------ RECORDED INFORMATION

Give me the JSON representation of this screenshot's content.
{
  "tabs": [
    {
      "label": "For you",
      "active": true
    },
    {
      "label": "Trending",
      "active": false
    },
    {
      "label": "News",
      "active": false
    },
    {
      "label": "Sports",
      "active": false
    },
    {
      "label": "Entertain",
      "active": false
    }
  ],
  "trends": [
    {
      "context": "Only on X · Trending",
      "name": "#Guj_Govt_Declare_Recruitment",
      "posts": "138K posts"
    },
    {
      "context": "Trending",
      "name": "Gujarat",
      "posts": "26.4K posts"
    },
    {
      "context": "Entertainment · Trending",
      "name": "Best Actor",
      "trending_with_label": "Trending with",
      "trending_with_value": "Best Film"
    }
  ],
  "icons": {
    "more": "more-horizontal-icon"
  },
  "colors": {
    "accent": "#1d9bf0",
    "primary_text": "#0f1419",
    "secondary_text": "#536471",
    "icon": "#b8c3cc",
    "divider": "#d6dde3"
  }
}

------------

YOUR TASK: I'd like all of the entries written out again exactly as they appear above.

RESPONSE TO THE TASK:
Give me the JSON representation of this screenshot's content.
{
  "tabs": [
    {
      "label": "For you",
      "active": true
    },
    {
      "label": "Trending",
      "active": false
    },
    {
      "label": "News",
      "active": false
    },
    {
      "label": "Sports",
      "active": false
    },
    {
      "label": "Entertain",
      "active": false
    }
  ],
  "trends": [
    {
      "context": "Only on X · Trending",
      "name": "#Guj_Govt_Declare_Recruitment",
      "posts": "138K posts"
    },
    {
      "context": "Trending",
      "name": "Gujarat",
      "posts": "26.4K posts"
    },
    {
      "context": "Entertainment · Trending",
      "name": "Best Actor",
      "trending_with_label": "Trending with",
      "trending_with_value": "Best Film"
    }
  ],
  "icons": {
    "more": "more-horizontal-icon"
  },
  "colors": {
    "accent": "#1d9bf0",
    "primary_text": "#0f1419",
    "secondary_text": "#536471",
    "icon": "#b8c3cc",
    "divider": "#d6dde3"
  }
}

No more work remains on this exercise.